Nozaki Lab

  • Undergraduate
  • Graduate
Field of Study
Organometallic Chemistry
Organic Synthesis, Polymer Synthesis, Catalysis, Coordination Chemistry, Green Chemistry


  • Kyoko Nozaki Professor
    • 03-5841-7261
  • Takanori Iwasaki Associate Professor
    • 03-5841-7262
  • Xiongjie Jin Assistant Professor
    • 03-5841-7264

Recent Publications


Our research is based on the concept of “molecular catalysts”, and aims to develop new and efficient reactions for the synthesis of pharmaceuticals, organic functional materials, and polymeric materials. The overall goal of the research carried out within the group is best described as highly “atom-economical processes” towards a sustainable society.
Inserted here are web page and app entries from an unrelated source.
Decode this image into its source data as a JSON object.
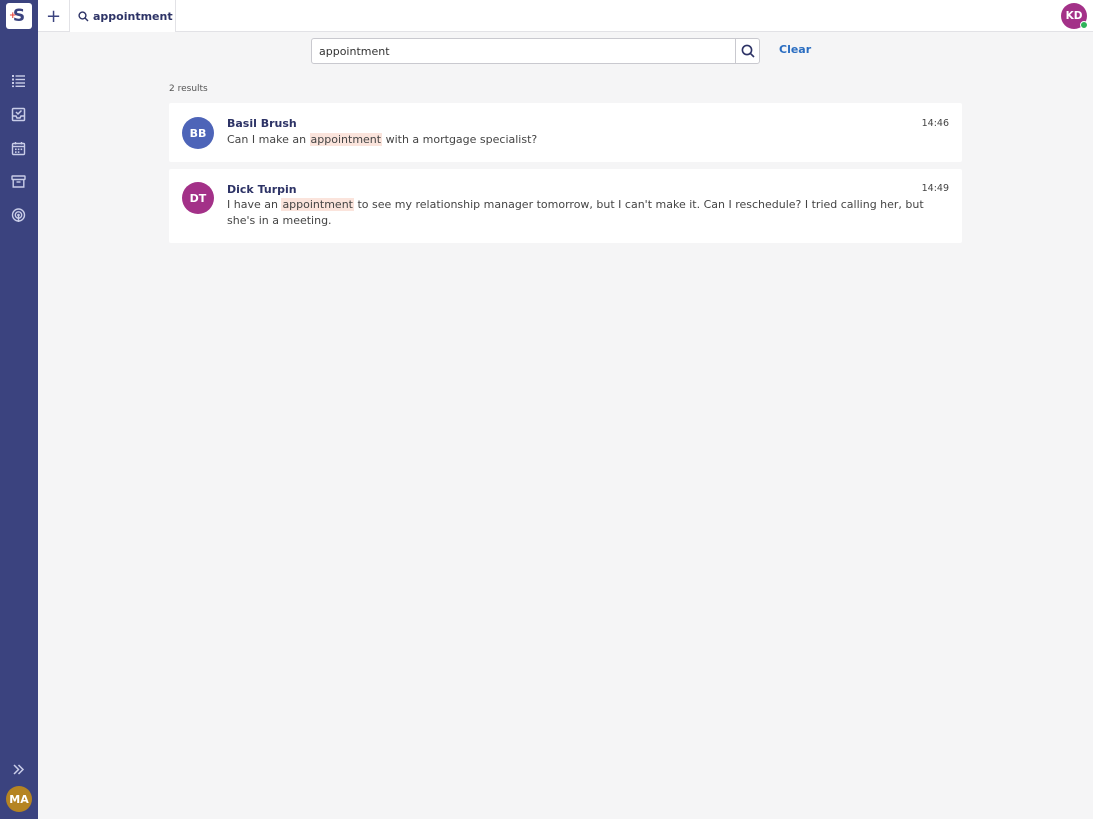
{
  "app": {
    "logo_text": "S",
    "current_user_initials": "MA"
  },
  "topbar": {
    "new_tab_label": "+",
    "tab": {
      "label": "appointment"
    },
    "agent_initials": "KD"
  },
  "search": {
    "value": "appointment",
    "clear_label": "Clear"
  },
  "results": {
    "count_label": "2 results",
    "items": [
      {
        "initials": "BB",
        "avatar_color": "#4d64b8",
        "name": "Basil Brush",
        "time": "14:46",
        "text_before": "Can I make an ",
        "highlight": "appointment",
        "text_after": " with a mortgage specialist?"
      },
      {
        "initials": "DT",
        "avatar_color": "#a33188",
        "name": "Dick Turpin",
        "time": "14:49",
        "text_before": "I have an ",
        "highlight": "appointment",
        "text_after": " to see my relationship manager tomorrow, but I can't make it. Can I reschedule? I tried calling her, but she's in a meeting."
      }
    ]
  },
  "colors": {
    "sidebar": "#3b437f",
    "accent_link": "#2a6dc1",
    "highlight": "#fbe4dc",
    "online": "#2fb35a"
  },
  "sidebar_icons": [
    "list-icon",
    "inbox-icon",
    "calendar-icon",
    "archive-icon",
    "broadcast-icon",
    "expand-icon"
  ]
}
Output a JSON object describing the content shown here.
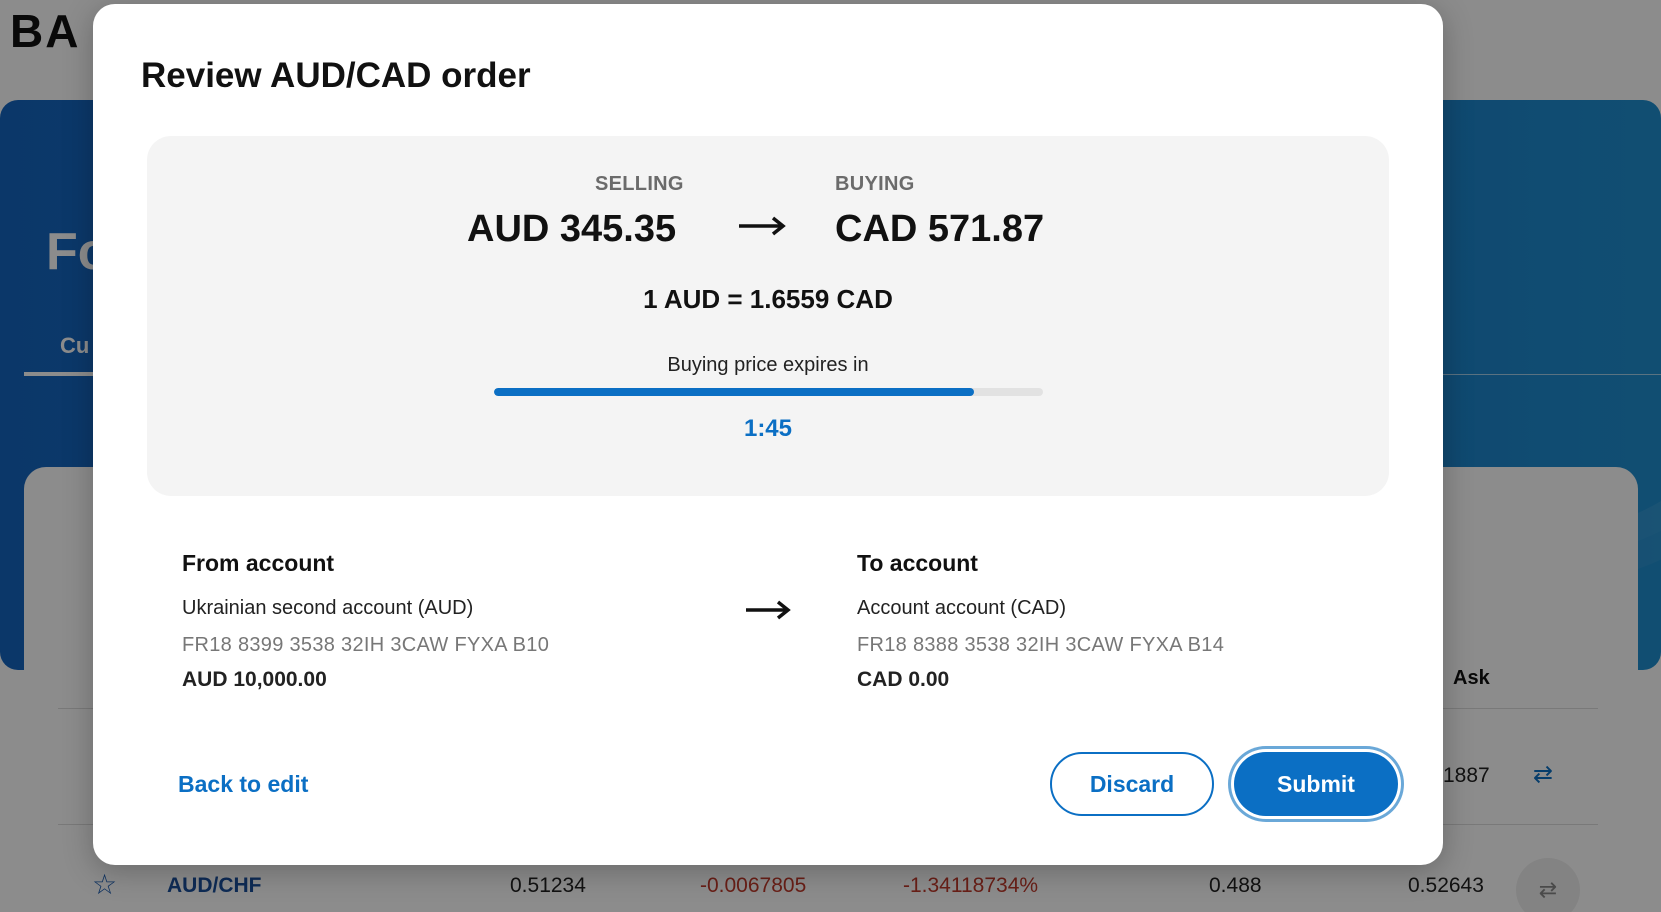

Catalytic transformations utilizing renewable resources :

To use strong chemical bonds for organic synthesis, we focus on highly reactive transition metal complexes that activate less reactive bonds, efficiently. A target of our research is to design and develop novel homogeneous organometallic catalysts that is capable of utilizing renewable resources such as carbon dioxide and biomass.

Development of catalysts for polymer synthesis and degradation :

Our research focuses on the development of new catalytic systems that can produce a range of functional polymers, including the coordination copolymerization of polar monomers such as methyl acrylate and vinyl acetate, and the copolymerization carbon dioxide with epoxides or dienes. We are also developing catalysts for chemical recycling of plastics.

Synthesis of beautiful molecules with novel functions :

By using organic synthetic methos, we synthesize “beautiful molecules” with precisely controlled electronic states that exhibit unprecedented functions.

Development of structurally and mechanistically well-defined heterogeneous catalysts :

We are aiming at the creation of structurally and mechanistically well-defined heterogeneous catalysts, which possess advantages of both heterogeneous and homogeneous catalysts, to develop highly challenging organic reactions.